═════ Available data

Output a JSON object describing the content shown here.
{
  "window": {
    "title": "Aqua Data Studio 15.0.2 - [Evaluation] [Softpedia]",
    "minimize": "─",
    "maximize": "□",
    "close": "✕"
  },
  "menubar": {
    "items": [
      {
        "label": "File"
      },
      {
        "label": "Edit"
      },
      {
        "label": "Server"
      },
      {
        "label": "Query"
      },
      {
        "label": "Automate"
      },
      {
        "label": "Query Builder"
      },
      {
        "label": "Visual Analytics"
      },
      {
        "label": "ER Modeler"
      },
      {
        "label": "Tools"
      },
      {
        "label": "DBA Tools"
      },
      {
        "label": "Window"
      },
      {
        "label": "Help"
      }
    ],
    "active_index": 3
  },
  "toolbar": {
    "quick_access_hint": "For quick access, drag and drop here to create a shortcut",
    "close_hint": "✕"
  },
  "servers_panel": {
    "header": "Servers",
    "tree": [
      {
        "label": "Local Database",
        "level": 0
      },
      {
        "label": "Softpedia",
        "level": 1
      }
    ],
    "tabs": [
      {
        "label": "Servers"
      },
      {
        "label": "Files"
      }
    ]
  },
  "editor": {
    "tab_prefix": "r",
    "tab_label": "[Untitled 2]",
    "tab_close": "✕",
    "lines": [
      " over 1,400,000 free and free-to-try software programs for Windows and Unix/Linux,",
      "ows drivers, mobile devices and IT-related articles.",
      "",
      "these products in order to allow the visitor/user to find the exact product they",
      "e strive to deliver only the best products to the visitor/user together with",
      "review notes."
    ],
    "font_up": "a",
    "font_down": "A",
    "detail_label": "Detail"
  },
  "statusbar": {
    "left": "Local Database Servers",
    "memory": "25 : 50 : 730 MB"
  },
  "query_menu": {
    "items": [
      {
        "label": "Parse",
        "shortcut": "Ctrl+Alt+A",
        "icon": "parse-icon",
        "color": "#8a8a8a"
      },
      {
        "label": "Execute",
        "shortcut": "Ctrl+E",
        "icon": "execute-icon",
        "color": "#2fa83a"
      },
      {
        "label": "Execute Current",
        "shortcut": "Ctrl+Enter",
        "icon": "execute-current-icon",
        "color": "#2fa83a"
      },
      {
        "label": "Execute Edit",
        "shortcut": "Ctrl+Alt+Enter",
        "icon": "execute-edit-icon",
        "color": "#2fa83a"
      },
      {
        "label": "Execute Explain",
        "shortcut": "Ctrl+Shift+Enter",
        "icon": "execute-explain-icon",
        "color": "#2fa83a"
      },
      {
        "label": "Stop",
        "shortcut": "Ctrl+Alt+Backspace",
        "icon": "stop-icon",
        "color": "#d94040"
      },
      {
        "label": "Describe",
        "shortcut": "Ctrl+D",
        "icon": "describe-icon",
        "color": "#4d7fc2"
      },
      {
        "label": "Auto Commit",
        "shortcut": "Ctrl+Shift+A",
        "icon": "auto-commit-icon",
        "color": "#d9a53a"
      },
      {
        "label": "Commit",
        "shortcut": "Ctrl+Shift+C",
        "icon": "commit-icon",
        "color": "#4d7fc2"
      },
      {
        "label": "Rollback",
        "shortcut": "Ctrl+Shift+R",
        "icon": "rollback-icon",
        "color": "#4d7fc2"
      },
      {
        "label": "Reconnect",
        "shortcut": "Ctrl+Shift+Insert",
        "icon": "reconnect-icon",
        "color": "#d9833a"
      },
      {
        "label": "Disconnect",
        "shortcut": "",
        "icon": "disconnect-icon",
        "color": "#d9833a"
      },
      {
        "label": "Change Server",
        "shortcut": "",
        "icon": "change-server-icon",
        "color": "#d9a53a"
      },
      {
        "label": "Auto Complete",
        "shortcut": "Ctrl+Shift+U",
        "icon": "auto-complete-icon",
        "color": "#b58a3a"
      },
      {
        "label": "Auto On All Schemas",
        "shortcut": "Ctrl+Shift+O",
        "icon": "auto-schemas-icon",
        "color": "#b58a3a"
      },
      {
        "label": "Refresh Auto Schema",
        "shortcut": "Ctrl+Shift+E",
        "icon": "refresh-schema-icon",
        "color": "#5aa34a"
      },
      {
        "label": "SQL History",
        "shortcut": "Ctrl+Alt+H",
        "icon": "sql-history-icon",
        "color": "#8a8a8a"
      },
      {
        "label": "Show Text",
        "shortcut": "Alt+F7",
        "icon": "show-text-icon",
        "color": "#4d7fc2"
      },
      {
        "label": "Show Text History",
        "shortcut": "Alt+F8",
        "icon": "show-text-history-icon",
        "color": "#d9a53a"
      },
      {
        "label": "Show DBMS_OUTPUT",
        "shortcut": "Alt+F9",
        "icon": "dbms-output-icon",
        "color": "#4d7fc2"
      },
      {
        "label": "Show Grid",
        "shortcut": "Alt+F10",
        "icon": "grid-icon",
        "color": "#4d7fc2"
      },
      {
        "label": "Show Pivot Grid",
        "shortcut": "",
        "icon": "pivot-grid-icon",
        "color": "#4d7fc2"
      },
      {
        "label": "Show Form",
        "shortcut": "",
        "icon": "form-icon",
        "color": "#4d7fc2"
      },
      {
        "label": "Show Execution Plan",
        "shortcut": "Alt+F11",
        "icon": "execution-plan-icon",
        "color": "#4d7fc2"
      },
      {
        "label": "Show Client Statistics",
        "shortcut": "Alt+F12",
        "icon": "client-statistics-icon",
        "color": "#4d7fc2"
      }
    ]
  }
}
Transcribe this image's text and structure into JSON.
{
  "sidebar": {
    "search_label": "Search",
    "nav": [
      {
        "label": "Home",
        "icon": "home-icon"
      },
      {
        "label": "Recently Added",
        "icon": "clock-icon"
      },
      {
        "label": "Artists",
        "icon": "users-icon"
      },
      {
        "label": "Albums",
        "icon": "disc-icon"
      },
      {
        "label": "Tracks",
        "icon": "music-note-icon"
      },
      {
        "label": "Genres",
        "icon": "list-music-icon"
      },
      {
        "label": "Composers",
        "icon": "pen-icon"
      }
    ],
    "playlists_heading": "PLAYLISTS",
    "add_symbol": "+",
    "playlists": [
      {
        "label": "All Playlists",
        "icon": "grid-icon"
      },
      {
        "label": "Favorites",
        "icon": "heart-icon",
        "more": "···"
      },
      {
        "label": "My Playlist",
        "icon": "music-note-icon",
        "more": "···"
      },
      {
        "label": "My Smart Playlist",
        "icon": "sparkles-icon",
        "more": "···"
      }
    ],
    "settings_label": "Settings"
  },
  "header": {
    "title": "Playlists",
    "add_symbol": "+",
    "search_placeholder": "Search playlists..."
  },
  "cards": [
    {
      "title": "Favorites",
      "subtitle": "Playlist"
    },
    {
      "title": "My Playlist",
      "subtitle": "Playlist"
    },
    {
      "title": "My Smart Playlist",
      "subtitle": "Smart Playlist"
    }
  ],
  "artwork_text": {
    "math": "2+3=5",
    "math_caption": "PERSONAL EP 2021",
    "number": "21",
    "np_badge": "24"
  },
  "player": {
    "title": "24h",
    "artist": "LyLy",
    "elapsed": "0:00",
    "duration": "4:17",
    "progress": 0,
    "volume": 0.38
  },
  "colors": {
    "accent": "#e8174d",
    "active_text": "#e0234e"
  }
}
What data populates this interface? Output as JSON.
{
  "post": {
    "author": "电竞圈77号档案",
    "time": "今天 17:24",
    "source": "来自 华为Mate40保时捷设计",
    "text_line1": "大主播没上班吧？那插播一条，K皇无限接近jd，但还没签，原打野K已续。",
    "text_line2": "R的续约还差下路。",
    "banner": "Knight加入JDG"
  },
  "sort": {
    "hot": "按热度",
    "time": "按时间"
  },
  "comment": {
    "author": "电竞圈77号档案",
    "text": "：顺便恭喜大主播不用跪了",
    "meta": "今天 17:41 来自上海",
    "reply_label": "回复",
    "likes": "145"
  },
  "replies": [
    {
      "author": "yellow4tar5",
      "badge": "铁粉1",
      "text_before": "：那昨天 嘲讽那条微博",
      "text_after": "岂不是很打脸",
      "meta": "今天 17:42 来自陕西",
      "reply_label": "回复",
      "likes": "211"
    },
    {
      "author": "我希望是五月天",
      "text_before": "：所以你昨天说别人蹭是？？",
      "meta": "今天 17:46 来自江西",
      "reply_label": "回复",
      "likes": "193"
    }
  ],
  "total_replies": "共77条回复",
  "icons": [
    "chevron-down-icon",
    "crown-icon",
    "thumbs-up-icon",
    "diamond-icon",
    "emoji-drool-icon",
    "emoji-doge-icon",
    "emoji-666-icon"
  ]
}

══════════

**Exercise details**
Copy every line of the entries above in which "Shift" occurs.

**Expected output**
        "shortcut": "Ctrl+Shift+Enter",
        "shortcut": "Ctrl+Shift+A",
        "shortcut": "Ctrl+Shift+C",
        "shortcut": "Ctrl+Shift+R",
        "shortcut": "Ctrl+Shift+Insert",
        "shortcut": "Ctrl+Shift+U",
        "shortcut": "Ctrl+Shift+O",
        "shortcut": "Ctrl+Shift+E",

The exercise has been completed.